Paddlefish, or spoonbill catfish as they are often called by freshwater fishermen, are a primitive fish species found in almost all of Louisiana's natural water bodies. They are often seen by commercial fishermen, but few sportsmen notice them because they do not bite on hooks. They feed by straining microscopic animals (zooplankton) from the water with their huge mouths.

These fish were once very common in much of the United States. By the early 1900s, their numbers were much reduced, probably due to habitat destruction, pollution and/or overfishing.

During the first 20 years of the 20th century, some paddlefish were harvested for their roe (eggs), which was used to make a caviar product. Prices were $1.50-$2.00 per pound for the eggs, a huge amount back then.

Louisiana was the first state in the U.S. to protect paddlefish when the state legislature approved a closed season in 1914. This was later changed, and protection was provided with a 15-pound minimum-size limit.

Later, commercial paddlefish harvests were low, averaging less than 27,000 pounds per year between 1966 and 1986. All the harvest during this period was for their flesh rather than their roe. Prices were also low, ranging from 11 to 37 cents per pound.

Then in the late 1970s, the U.S. banned all imports from Iraq and Iran, two of the world's largest sturgeon caviar exporters. U.S. markets turned again to paddlefish roe as the next best substitute, and prices for the roe rose to $12 to $15 per pound.

Nonresident commercial fishermen began fishing for paddlefish in Louisiana around 1984, concentrating their effort in the Mermentau River. Because of public concern and the fact that so little was known about the health of the fish's population, the fishery was closed by the Louisiana Wildlife and Fisheries Commission in 1986.

Commercial harvest is still prohibited, but recreational anglers are now allowed to take two fish per person per day, except in saltwater areas and border waters shared with Texas.

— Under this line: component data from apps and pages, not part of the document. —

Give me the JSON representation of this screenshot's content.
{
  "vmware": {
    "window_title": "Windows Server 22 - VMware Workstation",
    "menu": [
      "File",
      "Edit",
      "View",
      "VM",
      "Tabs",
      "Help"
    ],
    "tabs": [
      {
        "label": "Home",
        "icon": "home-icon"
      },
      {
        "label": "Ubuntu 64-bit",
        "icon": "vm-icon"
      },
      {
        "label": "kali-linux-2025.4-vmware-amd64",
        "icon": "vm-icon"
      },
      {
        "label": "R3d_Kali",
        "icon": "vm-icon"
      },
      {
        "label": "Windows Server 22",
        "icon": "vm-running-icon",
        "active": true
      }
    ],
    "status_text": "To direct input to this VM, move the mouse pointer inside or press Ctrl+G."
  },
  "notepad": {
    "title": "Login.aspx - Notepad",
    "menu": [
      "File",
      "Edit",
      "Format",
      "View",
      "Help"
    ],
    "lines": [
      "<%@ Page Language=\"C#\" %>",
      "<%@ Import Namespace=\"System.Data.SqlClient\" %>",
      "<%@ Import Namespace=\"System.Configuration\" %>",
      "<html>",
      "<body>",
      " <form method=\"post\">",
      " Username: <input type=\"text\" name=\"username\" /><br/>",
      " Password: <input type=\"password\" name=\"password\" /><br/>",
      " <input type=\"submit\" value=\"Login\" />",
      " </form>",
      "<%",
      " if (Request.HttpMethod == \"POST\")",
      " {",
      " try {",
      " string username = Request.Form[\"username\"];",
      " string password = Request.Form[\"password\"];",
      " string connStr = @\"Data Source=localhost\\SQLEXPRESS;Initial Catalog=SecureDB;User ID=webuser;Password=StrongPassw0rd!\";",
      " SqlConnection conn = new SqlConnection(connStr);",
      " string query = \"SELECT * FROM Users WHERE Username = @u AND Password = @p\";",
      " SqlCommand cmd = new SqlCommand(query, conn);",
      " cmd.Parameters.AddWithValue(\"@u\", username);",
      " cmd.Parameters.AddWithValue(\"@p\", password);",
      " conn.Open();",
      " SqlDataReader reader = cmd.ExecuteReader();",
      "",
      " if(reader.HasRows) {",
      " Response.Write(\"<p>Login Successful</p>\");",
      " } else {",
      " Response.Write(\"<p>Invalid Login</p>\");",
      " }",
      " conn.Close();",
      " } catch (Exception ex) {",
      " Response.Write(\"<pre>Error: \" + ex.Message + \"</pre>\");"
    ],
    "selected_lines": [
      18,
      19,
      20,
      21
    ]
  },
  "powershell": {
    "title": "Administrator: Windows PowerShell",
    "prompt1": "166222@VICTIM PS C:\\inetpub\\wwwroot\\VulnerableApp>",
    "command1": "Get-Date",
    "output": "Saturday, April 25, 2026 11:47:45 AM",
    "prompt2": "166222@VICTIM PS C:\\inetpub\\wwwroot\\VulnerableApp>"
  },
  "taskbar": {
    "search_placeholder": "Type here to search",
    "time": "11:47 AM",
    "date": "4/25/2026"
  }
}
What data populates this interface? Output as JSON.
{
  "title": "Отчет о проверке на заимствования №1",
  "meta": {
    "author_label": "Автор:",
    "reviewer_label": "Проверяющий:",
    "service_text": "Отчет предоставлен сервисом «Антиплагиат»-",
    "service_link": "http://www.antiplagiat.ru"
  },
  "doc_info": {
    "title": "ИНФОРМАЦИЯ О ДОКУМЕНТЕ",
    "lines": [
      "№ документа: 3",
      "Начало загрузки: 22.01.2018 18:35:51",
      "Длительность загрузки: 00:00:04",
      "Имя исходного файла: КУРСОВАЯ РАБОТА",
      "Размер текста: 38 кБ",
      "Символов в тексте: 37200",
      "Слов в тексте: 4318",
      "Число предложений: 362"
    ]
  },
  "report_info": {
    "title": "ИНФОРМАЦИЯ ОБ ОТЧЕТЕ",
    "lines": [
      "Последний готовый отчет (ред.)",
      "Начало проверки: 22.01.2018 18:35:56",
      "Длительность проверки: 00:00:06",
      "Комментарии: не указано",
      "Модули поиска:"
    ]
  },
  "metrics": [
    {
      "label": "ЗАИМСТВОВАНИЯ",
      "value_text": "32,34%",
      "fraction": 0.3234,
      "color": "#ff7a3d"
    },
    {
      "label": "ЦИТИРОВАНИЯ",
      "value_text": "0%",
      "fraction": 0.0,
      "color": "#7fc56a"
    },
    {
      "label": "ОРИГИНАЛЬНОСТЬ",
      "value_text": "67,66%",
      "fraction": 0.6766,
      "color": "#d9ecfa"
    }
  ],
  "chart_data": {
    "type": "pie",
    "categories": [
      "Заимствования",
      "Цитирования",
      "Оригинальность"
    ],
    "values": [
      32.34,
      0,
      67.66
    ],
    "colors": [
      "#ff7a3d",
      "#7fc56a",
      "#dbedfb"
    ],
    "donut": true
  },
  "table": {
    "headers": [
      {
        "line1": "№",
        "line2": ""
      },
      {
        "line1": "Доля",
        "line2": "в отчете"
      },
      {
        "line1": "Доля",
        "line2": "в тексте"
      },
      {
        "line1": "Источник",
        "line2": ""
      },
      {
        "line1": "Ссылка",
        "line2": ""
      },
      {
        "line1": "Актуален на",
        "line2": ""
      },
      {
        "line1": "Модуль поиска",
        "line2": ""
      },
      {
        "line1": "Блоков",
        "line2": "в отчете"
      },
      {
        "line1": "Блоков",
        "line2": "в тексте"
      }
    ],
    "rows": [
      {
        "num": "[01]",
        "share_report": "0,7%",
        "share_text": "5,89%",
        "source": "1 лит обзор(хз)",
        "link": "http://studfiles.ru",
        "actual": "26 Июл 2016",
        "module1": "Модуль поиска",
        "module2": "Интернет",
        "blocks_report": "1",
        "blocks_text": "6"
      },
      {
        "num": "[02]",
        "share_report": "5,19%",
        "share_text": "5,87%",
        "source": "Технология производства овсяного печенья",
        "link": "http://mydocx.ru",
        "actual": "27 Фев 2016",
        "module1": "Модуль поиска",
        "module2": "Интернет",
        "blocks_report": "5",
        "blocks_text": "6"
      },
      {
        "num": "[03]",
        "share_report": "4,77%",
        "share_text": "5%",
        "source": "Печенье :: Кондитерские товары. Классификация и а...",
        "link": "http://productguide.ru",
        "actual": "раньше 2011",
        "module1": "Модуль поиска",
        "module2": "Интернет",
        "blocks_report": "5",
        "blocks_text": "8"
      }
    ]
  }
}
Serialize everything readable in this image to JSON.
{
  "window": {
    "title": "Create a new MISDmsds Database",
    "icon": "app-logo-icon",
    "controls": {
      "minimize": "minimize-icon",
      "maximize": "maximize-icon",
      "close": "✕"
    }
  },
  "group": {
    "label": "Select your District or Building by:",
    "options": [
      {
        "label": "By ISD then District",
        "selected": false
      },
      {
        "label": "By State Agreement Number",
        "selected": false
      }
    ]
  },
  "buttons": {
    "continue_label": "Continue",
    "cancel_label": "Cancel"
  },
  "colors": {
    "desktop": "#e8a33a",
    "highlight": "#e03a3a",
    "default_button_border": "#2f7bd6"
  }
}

Also, paddlefish with a lower jaw fork length of more than 30 inches must be released. Lower jaw fork length is measured from the front tip of the lower jaw to the fork in the tail fin. Possession on the water of paddlefish eggs removed from the fish is also illegal.

After 1986, Louisiana Department of Wildlife and Fisheries biologists began conducting substantial research on the fish, sampling their population and tagging and releasing both wild and hatchery-raised fish. Biologists used gill nets, otter trawls and hook and line snagging to sample the Calcasieu, Mermentau, Atchafalaya and Pearl rivers, two backwater swamps, Henderson Lake and Larto-Saline, and three lakes, Yucatan, Grand (in Southwest Louisiana) and Pontchartrain.

During a three-year period, 334 paddlefish were collected. All fish were measured, weighed, sexed and aged by counting the rings in a cross section of their jawbones.

Highest catch rates were in Lake Henderson, followed by Lake Pontchartrain. No paddlefish were caught in Calcasieu River or Yucatan Lake.

The smallest fish caught was 24 inches long and the longest, a male fish, was 63 inches. The heaviest was a 46-pound female. Although other studies indicate paddlefish can live to 30 years, no fish older than 14 years were captured in Louisiana.

Male paddlefish began maturing by 4 years of age, and by age 9, all were mature. Females began maturing at 7, and all were mature by 10.

Spawning takes place in the spring, as the fish begin to migrate up rivers when water temperatures are between 50 and 66 degrees. Males seem to spawn every year and females once every 2 to 5 years. The largest number of mature fish was found in Lake Pontchartrain.

Females captured in the study had egg-count estimates of 65,716 to 136,843 per female.

Paddlefish can make long migrations. In Louisiana, paddlefish have been observed to travel 40 miles from Toledo Bend Reservoir into Texas through the Intracoastal Waterway. Movements of 500 to 800 miles have been observed in the Missouri River.

Catching a paddlefish is not an everyday event for recreational anglers. In spite of having outlandishly large mouths they feed on very tiny foods, too small to put on a hook.

Most often, they are caught by being accidentally hooked in the mouth as they swim open-mouthed while straining plankton from the water into a hook baited for other species. This occurs more frequently on trotlines, but occasionally one is hooked with a rod-and-reel.

It is common for boaters to hit and injure paddlefish swimming near the surface with the lower unit or propeller of their outboard motor. Paddlefish are famous jumpers and will, for no apparent reason, launch themselves from the water and high into the air, like a silver Polaris missile. While jumping doesn't seem to be a group activity, when one fish jumps, other fish in the area can often be seen leaping.

Paddlefish can make good table fare if properly prepared. Like many primitive fish, it has very long muscle fibers, making the meat in a fillet seem fibrous. Steaking them, cutting across the muscle grain, solves this problem. They may then be prepared like any other mild-tasting, white-fleshed fish.

Jerald Horst is an author of the Angler's Guide to Fishes of the Gulf of Mexico, a 444-page, color-illustrated book on fishes written for saltwater fishermen. The book is available in better bookstores or can be ordered by calling 800-843-1724.